Yet the Mets not only stuck with d’Arnaud this offseason but brought in longtime Diamondbacks coach Glenn Sherlock, partly because of his track record of working with catchers.

“I fully expect him to be able to do this,” Sherlock said. “I have confidence in him. We’re going to continue to work every day and continue to improve.”

Offensively, d’Arnaud looks to have turned the page. With a more simplified swing, he’s hitting .324/.410/.559 with two homers. But runners are 7-for-8 on steals against him.

Terry Collins said arm strength has not been a problem, an assertion shared by rival evaluators, who also insist his throwing mechanics are generally clean. But they say he’s still not consistently getting into a throwing position quickly enough.

Part of the issue is as simple as executing a cleaner transfer, which one rival scout said has been a consistent issue all spring. It came up again on d’Arnaud’s errant throw to third base, which he fired even though he did not have a good grip.

“We noticed that I was actually trying to flip it into my hand instead of just getting it out of the glove,” d’Arnaud said of the video review sessions he’s had with Sherlock.

Instead, d’Arnaud said he should be reaching into his mitt with his throwing hand to secure the ball, increasing the chances of a clean transfer. It’s one part of an ongoing challenge.

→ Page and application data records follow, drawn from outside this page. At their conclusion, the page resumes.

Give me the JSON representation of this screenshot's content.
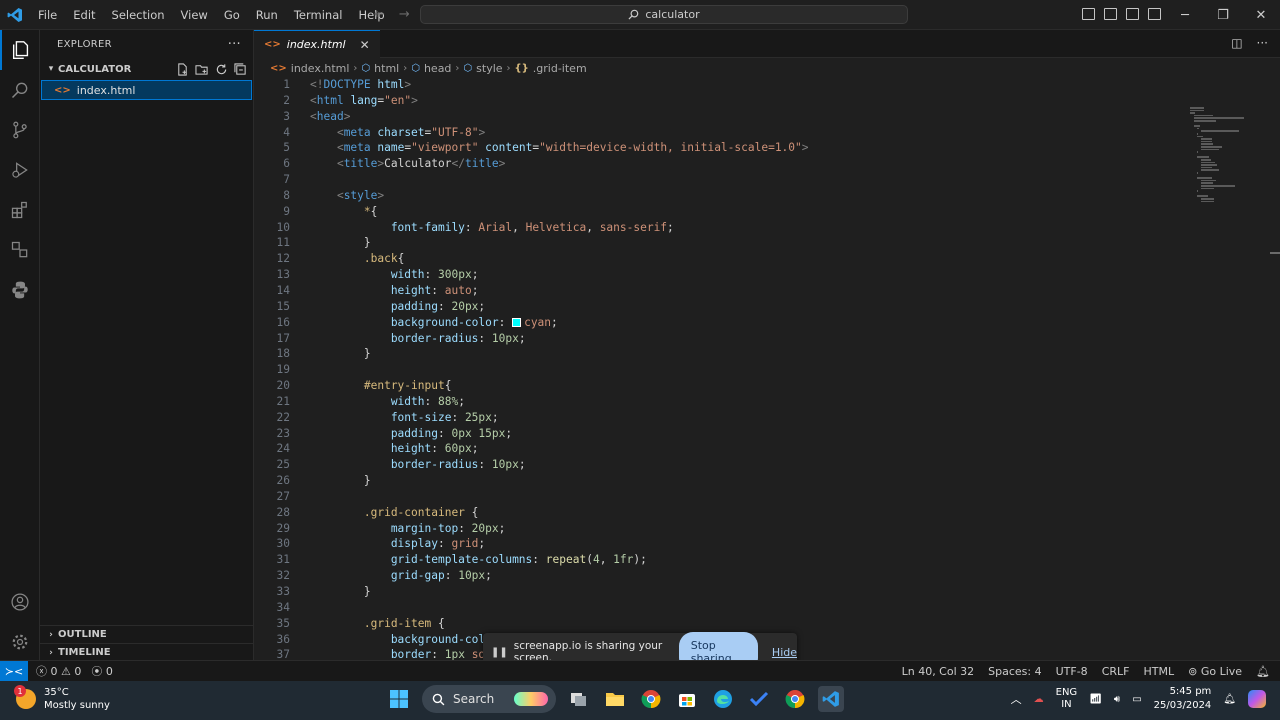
{
  "menu": [
    "File",
    "Edit",
    "Selection",
    "View",
    "Go",
    "Run",
    "Terminal",
    "Help"
  ],
  "search": {
    "text": "calculator"
  },
  "sidebar": {
    "title": "EXPLORER",
    "project": "CALCULATOR",
    "files": [
      "index.html"
    ],
    "outline": "OUTLINE",
    "timeline": "TIMELINE"
  },
  "tab": {
    "label": "index.html"
  },
  "breadcrumb": [
    "index.html",
    "html",
    "head",
    "style",
    ".grid-item"
  ],
  "code_lines": [
    [
      [
        "<!",
        "tk-punct"
      ],
      [
        "DOCTYPE ",
        "tk-tag"
      ],
      [
        "html",
        "tk-attr"
      ],
      [
        ">",
        "tk-punct"
      ]
    ],
    [
      [
        "<",
        "tk-punct"
      ],
      [
        "html ",
        "tk-tag"
      ],
      [
        "lang",
        "tk-attr"
      ],
      [
        "=",
        "tk-plain"
      ],
      [
        "\"en\"",
        "tk-str"
      ],
      [
        ">",
        "tk-punct"
      ]
    ],
    [
      [
        "<",
        "tk-punct"
      ],
      [
        "head",
        "tk-tag"
      ],
      [
        ">",
        "tk-punct"
      ]
    ],
    [
      [
        "    <",
        "tk-punct"
      ],
      [
        "meta ",
        "tk-tag"
      ],
      [
        "charset",
        "tk-attr"
      ],
      [
        "=",
        "tk-plain"
      ],
      [
        "\"UTF-8\"",
        "tk-str"
      ],
      [
        ">",
        "tk-punct"
      ]
    ],
    [
      [
        "    <",
        "tk-punct"
      ],
      [
        "meta ",
        "tk-tag"
      ],
      [
        "name",
        "tk-attr"
      ],
      [
        "=",
        "tk-plain"
      ],
      [
        "\"viewport\" ",
        "tk-str"
      ],
      [
        "content",
        "tk-attr"
      ],
      [
        "=",
        "tk-plain"
      ],
      [
        "\"width=device-width, initial-scale=1.0\"",
        "tk-str"
      ],
      [
        ">",
        "tk-punct"
      ]
    ],
    [
      [
        "    <",
        "tk-punct"
      ],
      [
        "title",
        "tk-tag"
      ],
      [
        ">",
        "tk-punct"
      ],
      [
        "Calculator",
        "tk-text"
      ],
      [
        "</",
        "tk-punct"
      ],
      [
        "title",
        "tk-tag"
      ],
      [
        ">",
        "tk-punct"
      ]
    ],
    [],
    [
      [
        "    <",
        "tk-punct"
      ],
      [
        "style",
        "tk-tag"
      ],
      [
        ">",
        "tk-punct"
      ]
    ],
    [
      [
        "        *",
        "tk-sel"
      ],
      [
        "{",
        "tk-brace"
      ]
    ],
    [
      [
        "            font-family",
        "tk-prop"
      ],
      [
        ": ",
        "tk-plain"
      ],
      [
        "Arial",
        "tk-val"
      ],
      [
        ", ",
        "tk-plain"
      ],
      [
        "Helvetica",
        "tk-val"
      ],
      [
        ", ",
        "tk-plain"
      ],
      [
        "sans-serif",
        "tk-val"
      ],
      [
        ";",
        "tk-plain"
      ]
    ],
    [
      [
        "        }",
        "tk-brace"
      ]
    ],
    [
      [
        "        .back",
        "tk-sel"
      ],
      [
        "{",
        "tk-brace"
      ]
    ],
    [
      [
        "            width",
        "tk-prop"
      ],
      [
        ": ",
        "tk-plain"
      ],
      [
        "300px",
        "tk-num"
      ],
      [
        ";",
        "tk-plain"
      ]
    ],
    [
      [
        "            height",
        "tk-prop"
      ],
      [
        ": ",
        "tk-plain"
      ],
      [
        "auto",
        "tk-val"
      ],
      [
        ";",
        "tk-plain"
      ]
    ],
    [
      [
        "            padding",
        "tk-prop"
      ],
      [
        ": ",
        "tk-plain"
      ],
      [
        "20px",
        "tk-num"
      ],
      [
        ";",
        "tk-plain"
      ]
    ],
    [
      [
        "            background-color",
        "tk-prop"
      ],
      [
        ": ",
        "tk-plain"
      ],
      [
        "■",
        "swatch"
      ],
      [
        "cyan",
        "tk-val"
      ],
      [
        ";",
        "tk-plain"
      ]
    ],
    [
      [
        "            border-radius",
        "tk-prop"
      ],
      [
        ": ",
        "tk-plain"
      ],
      [
        "10px",
        "tk-num"
      ],
      [
        ";",
        "tk-plain"
      ]
    ],
    [
      [
        "        }",
        "tk-brace"
      ]
    ],
    [],
    [
      [
        "        #entry-input",
        "tk-sel"
      ],
      [
        "{",
        "tk-brace"
      ]
    ],
    [
      [
        "            width",
        "tk-prop"
      ],
      [
        ": ",
        "tk-plain"
      ],
      [
        "88%",
        "tk-num"
      ],
      [
        ";",
        "tk-plain"
      ]
    ],
    [
      [
        "            font-size",
        "tk-prop"
      ],
      [
        ": ",
        "tk-plain"
      ],
      [
        "25px",
        "tk-num"
      ],
      [
        ";",
        "tk-plain"
      ]
    ],
    [
      [
        "            padding",
        "tk-prop"
      ],
      [
        ": ",
        "tk-plain"
      ],
      [
        "0px 15px",
        "tk-num"
      ],
      [
        ";",
        "tk-plain"
      ]
    ],
    [
      [
        "            height",
        "tk-prop"
      ],
      [
        ": ",
        "tk-plain"
      ],
      [
        "60px",
        "tk-num"
      ],
      [
        ";",
        "tk-plain"
      ]
    ],
    [
      [
        "            border-radius",
        "tk-prop"
      ],
      [
        ": ",
        "tk-plain"
      ],
      [
        "10px",
        "tk-num"
      ],
      [
        ";",
        "tk-plain"
      ]
    ],
    [
      [
        "        }",
        "tk-brace"
      ]
    ],
    [],
    [
      [
        "        .grid-container ",
        "tk-sel"
      ],
      [
        "{",
        "tk-brace"
      ]
    ],
    [
      [
        "            margin-top",
        "tk-prop"
      ],
      [
        ": ",
        "tk-plain"
      ],
      [
        "20px",
        "tk-num"
      ],
      [
        ";",
        "tk-plain"
      ]
    ],
    [
      [
        "            display",
        "tk-prop"
      ],
      [
        ": ",
        "tk-plain"
      ],
      [
        "grid",
        "tk-val"
      ],
      [
        ";",
        "tk-plain"
      ]
    ],
    [
      [
        "            grid-template-columns",
        "tk-prop"
      ],
      [
        ": ",
        "tk-plain"
      ],
      [
        "repeat",
        "tk-fn"
      ],
      [
        "(",
        "tk-plain"
      ],
      [
        "4",
        "tk-num"
      ],
      [
        ", ",
        "tk-plain"
      ],
      [
        "1fr",
        "tk-num"
      ],
      [
        ");",
        "tk-plain"
      ]
    ],
    [
      [
        "            grid-gap",
        "tk-prop"
      ],
      [
        ": ",
        "tk-plain"
      ],
      [
        "10px",
        "tk-num"
      ],
      [
        ";",
        "tk-plain"
      ]
    ],
    [
      [
        "        }",
        "tk-brace"
      ]
    ],
    [],
    [
      [
        "        .grid-item ",
        "tk-sel"
      ],
      [
        "{",
        "tk-brace"
      ]
    ],
    [
      [
        "            background-colo",
        "tk-prop"
      ]
    ],
    [
      [
        "            border",
        "tk-prop"
      ],
      [
        ": ",
        "tk-plain"
      ],
      [
        "1px ",
        "tk-num"
      ],
      [
        "sol",
        "tk-val"
      ]
    ]
  ],
  "share": {
    "message": "screenapp.io is sharing your screen.",
    "stop_label": "Stop sharing",
    "hide_label": "Hide"
  },
  "status": {
    "errors": "0",
    "warnings": "0",
    "ports": "0",
    "position": "Ln 40, Col 32",
    "spaces": "Spaces: 4",
    "encoding": "UTF-8",
    "eol": "CRLF",
    "language": "HTML",
    "golive": "Go Live"
  },
  "taskbar": {
    "weather_temp": "35°C",
    "weather_desc": "Mostly sunny",
    "weather_badge": "1",
    "search_label": "Search",
    "lang_1": "ENG",
    "lang_2": "IN",
    "time": "5:45 pm",
    "date": "25/03/2024"
  },
  "colors": {
    "accent": "#0078d4",
    "cyan_swatch": "#00ffff",
    "stop_button": "#a9cdf4"
  }
}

“We’re trying to create good habits, and that’s something we’re trying to create a good habit with,” Sherlock said. “I have confidence that we can better that.”

New York Sports